for several crimes, and at the same time drafted relevant amendments to the
criminal code. After review by and passage through the Legislative Yuan, the act
was formally abolished and the amendments promulgated on January 30, 2002.
Capital or life imprisonment thereby replaced the mandatory death penalty for
kidnap leading to murder.
The Ministry of Justice will consider abolishing mandatory capital
sentencing for the remaining crimes in Criminal Codes to which it applies and
replacing it with discretionary capital sentencing. The Ministry is currently
drafting amendments to the Criminal Code on marine piracy which mandates death
penalty in two instances. The draft shall be forwarded to the Executive Yuan for
review by the end of December of 2002.
In addition, the following revisions to the General Provisions of the
Criminal Code are being considered to complement replacement of the death
Raising the upper sentencing term limit for a single sentence to 20 years
and the to 30 years in aggravated cases.
Adoption of the essence of the U.S. “Three strikes and you’re out”
policy, imposing aggravated penalties on repeat offenders of crime sentenced
five years and up. It stipulates that second-time offenders would have sentences
increased by half and sentences of third-time offenders would be doubled.
In conjunction with amendments raising maximum sentence term and
instituting special sentencing for repeat offenders, increase of the parole

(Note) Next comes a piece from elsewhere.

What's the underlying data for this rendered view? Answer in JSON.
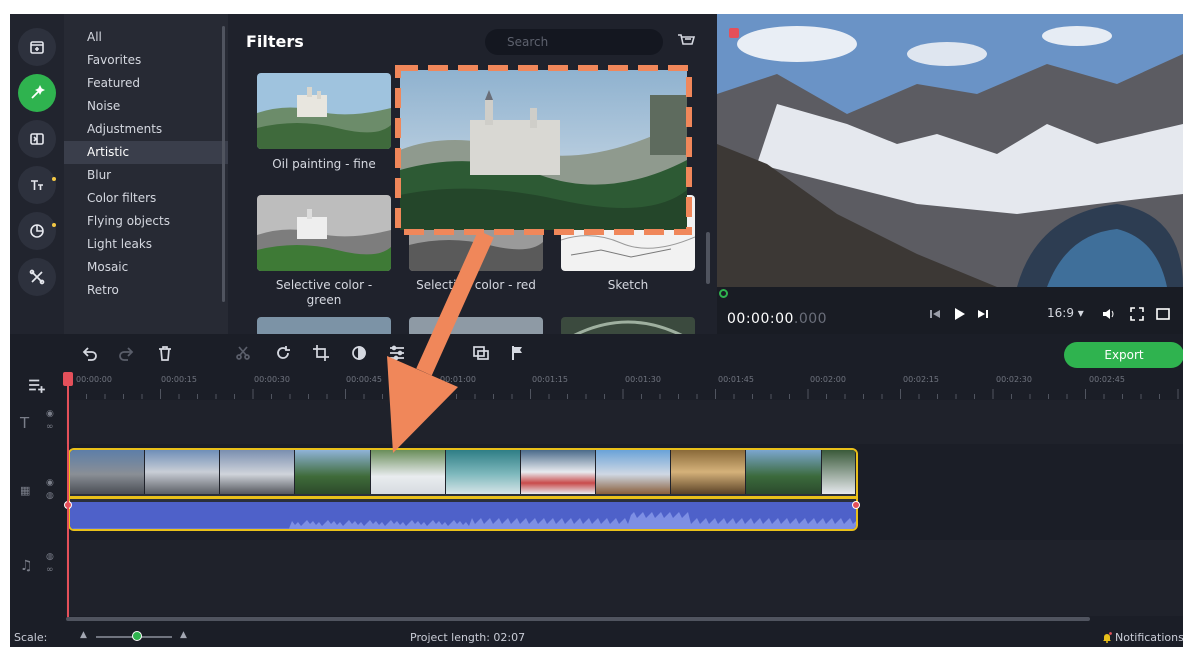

threshold for life imprisonment to minimum 30 years and minimum 40 years for
repeat offenders and increase of the period of parole for life prisoners from 15
years to 20 years.
There is an international consensus, in conformity with pronouncements of
the UN’s International Covenant on Civil and Political Rights and Covenant
on Children’s Rights on criminal behavior by those aged under 18, on the
principle of not handing down death sentences or non-parolable life imprisonment
to minors. This consensus meets the principle of balancing the crime and its
punishment. As a result, abolition of the death penalty for those under the age
of 18 convicted of the murder of direct lineal relatives is in order.
draft proposal completed examination by the Executive Yuan and was forwarded to
the Legislative Yuan for review in October of 2002.
Statistics on execution
the past five years, the number of prisoners executed in Taiwan has shown a
clear decline, a result of greater consideration of human rights protection as
well as amendments to mandatory death penalty laws. Figures show 32 executions
in 1998, 24 in 1999, 17 in 2000, 10 in 2001 and only six to the end of October
is expected that by gradually implementing the policy described above, we can
gradually realize the idea of abolishing the death penalty.
Taiwan government has stated that human rights are the foundation of the nation
and has conducted in-depth review of legislative policy on the death penalty.
Nonetheless, concepts of retribution are still prevalent amongst the public.
Education on human rights and legal governance must be advanced. Consequently,
it may not currently be possible to do away entirely with the death penalty. The
government is implementing interim measures to replace mandatory capital
sentencing with discretionary capital sentencing so as to achieve the policy
goal to minimize the scope of capital punishment. At the same time, the
government is implementing alternative complementary measures so that the death
penalty may be phased out in stages.